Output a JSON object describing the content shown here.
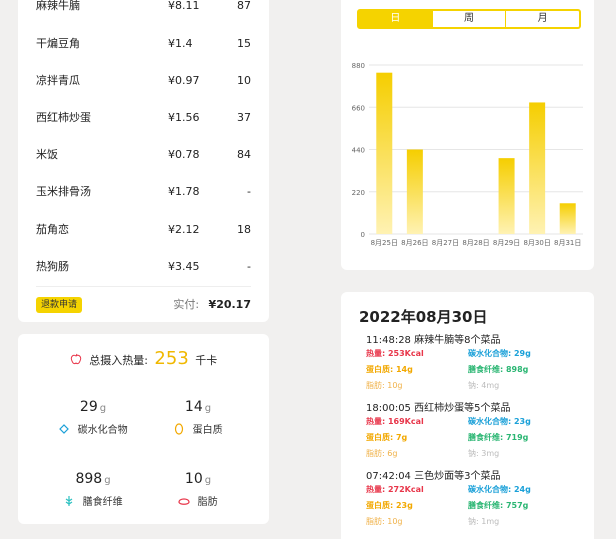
{
  "receipt": {
    "items": [
      {
        "name": "麻辣牛腩",
        "price": "¥8.11",
        "qty": "87"
      },
      {
        "name": "干煸豆角",
        "price": "¥1.4",
        "qty": "15"
      },
      {
        "name": "凉拌青瓜",
        "price": "¥0.97",
        "qty": "10"
      },
      {
        "name": "西红柿炒蛋",
        "price": "¥1.56",
        "qty": "37"
      },
      {
        "name": "米饭",
        "price": "¥0.78",
        "qty": "84"
      },
      {
        "name": "玉米排骨汤",
        "price": "¥1.78",
        "qty": "-"
      },
      {
        "name": "茄角恋",
        "price": "¥2.12",
        "qty": "18"
      },
      {
        "name": "热狗肠",
        "price": "¥3.45",
        "qty": "-"
      }
    ],
    "refund_label": "退款申请",
    "paid_label": "实付:",
    "paid_amount": "¥20.17"
  },
  "nutrition": {
    "total_label": "总摄入热量:",
    "total_value": "253",
    "total_unit": "千卡",
    "carbs": {
      "value": "29",
      "unit": "g",
      "label": "碳水化合物",
      "icon": "carb-icon"
    },
    "protein": {
      "value": "14",
      "unit": "g",
      "label": "蛋白质",
      "icon": "protein-icon"
    },
    "fiber": {
      "value": "898",
      "unit": "g",
      "label": "膳食纤维",
      "icon": "fiber-icon"
    },
    "fat": {
      "value": "10",
      "unit": "g",
      "label": "脂肪",
      "icon": "fat-icon"
    }
  },
  "tabs": {
    "day": "日",
    "week": "周",
    "month": "月",
    "active": "day"
  },
  "chart_data": {
    "type": "bar",
    "categories": [
      "8月25日",
      "8月26日",
      "8月27日",
      "8月28日",
      "8月29日",
      "8月30日",
      "8月31日"
    ],
    "values": [
      840,
      440,
      0,
      0,
      395,
      685,
      160
    ],
    "yticks": [
      "0",
      "220",
      "440",
      "660",
      "880"
    ],
    "ylim": [
      0,
      880
    ],
    "grid": true,
    "colors": {
      "top": "#f5ce00",
      "bottom": "#fff2b3"
    }
  },
  "meals": {
    "date": "2022年08月30日",
    "entries": [
      {
        "header": "11:48:28  麻辣牛腩等8个菜品",
        "heat": "热量: 253Kcal",
        "carbs": "碳水化合物: 29g",
        "protein": "蛋白质: 14g",
        "fiber": "膳食纤维: 898g",
        "fat": "脂肪: 10g",
        "sodium": "钠: 4mg"
      },
      {
        "header": "18:00:05  西红柿炒蛋等5个菜品",
        "heat": "热量: 169Kcal",
        "carbs": "碳水化合物: 23g",
        "protein": "蛋白质: 7g",
        "fiber": "膳食纤维: 719g",
        "fat": "脂肪: 6g",
        "sodium": "钠: 3mg"
      },
      {
        "header": "07:42:04  三色炒面等3个菜品",
        "heat": "热量: 272Kcal",
        "carbs": "碳水化合物: 24g",
        "protein": "蛋白质: 23g",
        "fiber": "膳食纤维: 757g",
        "fat": "脂肪: 10g",
        "sodium": "钠: 1mg"
      }
    ],
    "colors": {
      "heat": "#e8364a",
      "carbs": "#1aa0d8",
      "protein": "#f2a800",
      "fiber": "#2bb673",
      "fat": "#f0b24a",
      "sodium": "#bbbbbb"
    }
  }
}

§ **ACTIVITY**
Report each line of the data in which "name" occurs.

§ **SOLVED EXERCISE**
        "name": "麻辣牛腩",
        "name": "干煸豆角",
        "name": "凉拌青瓜",
        "name": "西红柿炒蛋",
        "name": "米饭",
        "name": "玉米排骨汤",
        "name": "茄角恋",
        "name": "热狗肠",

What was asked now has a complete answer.